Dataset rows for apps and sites
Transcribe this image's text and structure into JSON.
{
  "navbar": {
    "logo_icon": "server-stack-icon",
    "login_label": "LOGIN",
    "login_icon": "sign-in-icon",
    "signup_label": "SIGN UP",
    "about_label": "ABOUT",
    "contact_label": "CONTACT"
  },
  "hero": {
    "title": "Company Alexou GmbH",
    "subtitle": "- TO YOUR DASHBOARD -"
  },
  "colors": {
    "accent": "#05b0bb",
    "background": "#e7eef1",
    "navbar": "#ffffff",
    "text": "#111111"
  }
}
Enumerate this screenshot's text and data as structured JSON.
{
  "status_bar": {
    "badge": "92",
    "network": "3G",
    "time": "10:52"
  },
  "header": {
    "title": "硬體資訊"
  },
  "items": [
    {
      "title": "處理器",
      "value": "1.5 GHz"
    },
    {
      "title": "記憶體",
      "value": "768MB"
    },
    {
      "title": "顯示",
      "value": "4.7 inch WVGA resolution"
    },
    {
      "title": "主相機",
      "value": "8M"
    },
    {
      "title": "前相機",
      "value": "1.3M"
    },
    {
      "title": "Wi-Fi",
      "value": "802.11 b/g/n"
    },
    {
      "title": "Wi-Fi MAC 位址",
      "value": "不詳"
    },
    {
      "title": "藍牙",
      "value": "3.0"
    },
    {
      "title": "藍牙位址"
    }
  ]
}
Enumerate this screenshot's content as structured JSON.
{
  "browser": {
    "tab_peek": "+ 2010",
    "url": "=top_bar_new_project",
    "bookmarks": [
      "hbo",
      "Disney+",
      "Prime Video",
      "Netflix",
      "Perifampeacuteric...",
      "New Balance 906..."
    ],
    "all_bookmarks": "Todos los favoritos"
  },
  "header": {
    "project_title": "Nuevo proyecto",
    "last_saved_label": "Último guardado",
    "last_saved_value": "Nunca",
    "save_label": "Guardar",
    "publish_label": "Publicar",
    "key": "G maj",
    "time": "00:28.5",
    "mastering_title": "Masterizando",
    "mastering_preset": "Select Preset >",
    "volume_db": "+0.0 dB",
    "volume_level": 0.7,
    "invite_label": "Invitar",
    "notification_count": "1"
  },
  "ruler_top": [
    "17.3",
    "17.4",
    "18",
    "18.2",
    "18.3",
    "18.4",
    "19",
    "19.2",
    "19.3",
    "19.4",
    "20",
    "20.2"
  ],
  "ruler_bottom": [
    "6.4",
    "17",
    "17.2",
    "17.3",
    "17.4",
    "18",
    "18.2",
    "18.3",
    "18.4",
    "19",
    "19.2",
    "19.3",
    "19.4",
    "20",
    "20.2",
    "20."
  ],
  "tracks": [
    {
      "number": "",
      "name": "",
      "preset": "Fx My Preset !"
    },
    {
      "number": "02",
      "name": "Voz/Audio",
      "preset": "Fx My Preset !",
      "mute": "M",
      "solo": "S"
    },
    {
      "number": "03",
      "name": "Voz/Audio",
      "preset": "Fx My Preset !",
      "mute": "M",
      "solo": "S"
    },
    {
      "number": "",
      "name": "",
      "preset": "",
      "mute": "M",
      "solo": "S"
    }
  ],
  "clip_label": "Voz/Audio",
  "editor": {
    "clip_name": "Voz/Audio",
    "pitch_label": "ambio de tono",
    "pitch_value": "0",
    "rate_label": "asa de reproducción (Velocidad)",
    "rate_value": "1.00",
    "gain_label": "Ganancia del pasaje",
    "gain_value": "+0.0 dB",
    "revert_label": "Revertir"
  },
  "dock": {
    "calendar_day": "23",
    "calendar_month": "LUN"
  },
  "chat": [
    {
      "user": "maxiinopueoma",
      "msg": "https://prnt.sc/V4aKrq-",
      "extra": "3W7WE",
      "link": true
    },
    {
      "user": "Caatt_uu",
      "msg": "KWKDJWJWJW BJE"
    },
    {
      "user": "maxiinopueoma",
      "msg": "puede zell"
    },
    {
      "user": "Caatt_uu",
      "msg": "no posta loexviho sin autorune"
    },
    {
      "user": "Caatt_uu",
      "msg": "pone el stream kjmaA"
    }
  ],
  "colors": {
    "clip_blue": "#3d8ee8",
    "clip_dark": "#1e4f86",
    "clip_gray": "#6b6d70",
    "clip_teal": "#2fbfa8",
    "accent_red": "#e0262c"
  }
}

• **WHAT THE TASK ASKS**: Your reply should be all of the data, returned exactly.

• **ANSWER SECTION**:
Transcribe this image's text and structure into JSON.
{
  "navbar": {
    "logo_icon": "server-stack-icon",
    "login_label": "LOGIN",
    "login_icon": "sign-in-icon",
    "signup_label": "SIGN UP",
    "about_label": "ABOUT",
    "contact_label": "CONTACT"
  },
  "hero": {
    "title": "Company Alexou GmbH",
    "subtitle": "- TO YOUR DASHBOARD -"
  },
  "colors": {
    "accent": "#05b0bb",
    "background": "#e7eef1",
    "navbar": "#ffffff",
    "text": "#111111"
  }
}
Enumerate this screenshot's text and data as structured JSON.
{
  "status_bar": {
    "badge": "92",
    "network": "3G",
    "time": "10:52"
  },
  "header": {
    "title": "硬體資訊"
  },
  "items": [
    {
      "title": "處理器",
      "value": "1.5 GHz"
    },
    {
      "title": "記憶體",
      "value": "768MB"
    },
    {
      "title": "顯示",
      "value": "4.7 inch WVGA resolution"
    },
    {
      "title": "主相機",
      "value": "8M"
    },
    {
      "title": "前相機",
      "value": "1.3M"
    },
    {
      "title": "Wi-Fi",
      "value": "802.11 b/g/n"
    },
    {
      "title": "Wi-Fi MAC 位址",
      "value": "不詳"
    },
    {
      "title": "藍牙",
      "value": "3.0"
    },
    {
      "title": "藍牙位址"
    }
  ]
}
Enumerate this screenshot's content as structured JSON.
{
  "browser": {
    "tab_peek": "+ 2010",
    "url": "=top_bar_new_project",
    "bookmarks": [
      "hbo",
      "Disney+",
      "Prime Video",
      "Netflix",
      "Perifampeacuteric...",
      "New Balance 906..."
    ],
    "all_bookmarks": "Todos los favoritos"
  },
  "header": {
    "project_title": "Nuevo proyecto",
    "last_saved_label": "Último guardado",
    "last_saved_value": "Nunca",
    "save_label": "Guardar",
    "publish_label": "Publicar",
    "key": "G maj",
    "time": "00:28.5",
    "mastering_title": "Masterizando",
    "mastering_preset": "Select Preset >",
    "volume_db": "+0.0 dB",
    "volume_level": 0.7,
    "invite_label": "Invitar",
    "notification_count": "1"
  },
  "ruler_top": [
    "17.3",
    "17.4",
    "18",
    "18.2",
    "18.3",
    "18.4",
    "19",
    "19.2",
    "19.3",
    "19.4",
    "20",
    "20.2"
  ],
  "ruler_bottom": [
    "6.4",
    "17",
    "17.2",
    "17.3",
    "17.4",
    "18",
    "18.2",
    "18.3",
    "18.4",
    "19",
    "19.2",
    "19.3",
    "19.4",
    "20",
    "20.2",
    "20."
  ],
  "tracks": [
    {
      "number": "",
      "name": "",
      "preset": "Fx My Preset !"
    },
    {
      "number": "02",
      "name": "Voz/Audio",
      "preset": "Fx My Preset !",
      "mute": "M",
      "solo": "S"
    },
    {
      "number": "03",
      "name": "Voz/Audio",
      "preset": "Fx My Preset !",
      "mute": "M",
      "solo": "S"
    },
    {
      "number": "",
      "name": "",
      "preset": "",
      "mute": "M",
      "solo": "S"
    }
  ],
  "clip_label": "Voz/Audio",
  "editor": {
    "clip_name": "Voz/Audio",
    "pitch_label": "ambio de tono",
    "pitch_value": "0",
    "rate_label": "asa de reproducción (Velocidad)",
    "rate_value": "1.00",
    "gain_label": "Ganancia del pasaje",
    "gain_value": "+0.0 dB",
    "revert_label": "Revertir"
  },
  "dock": {
    "calendar_day": "23",
    "calendar_month": "LUN"
  },
  "chat": [
    {
      "user": "maxiinopueoma",
      "msg": "https://prnt.sc/V4aKrq-",
      "extra": "3W7WE",
      "link": true
    },
    {
      "user": "Caatt_uu",
      "msg": "KWKDJWJWJW BJE"
    },
    {
      "user": "maxiinopueoma",
      "msg": "puede zell"
    },
    {
      "user": "Caatt_uu",
      "msg": "no posta loexviho sin autorune"
    },
    {
      "user": "Caatt_uu",
      "msg": "pone el stream kjmaA"
    }
  ],
  "colors": {
    "clip_blue": "#3d8ee8",
    "clip_dark": "#1e4f86",
    "clip_gray": "#6b6d70",
    "clip_teal": "#2fbfa8",
    "accent_red": "#e0262c"
  }
}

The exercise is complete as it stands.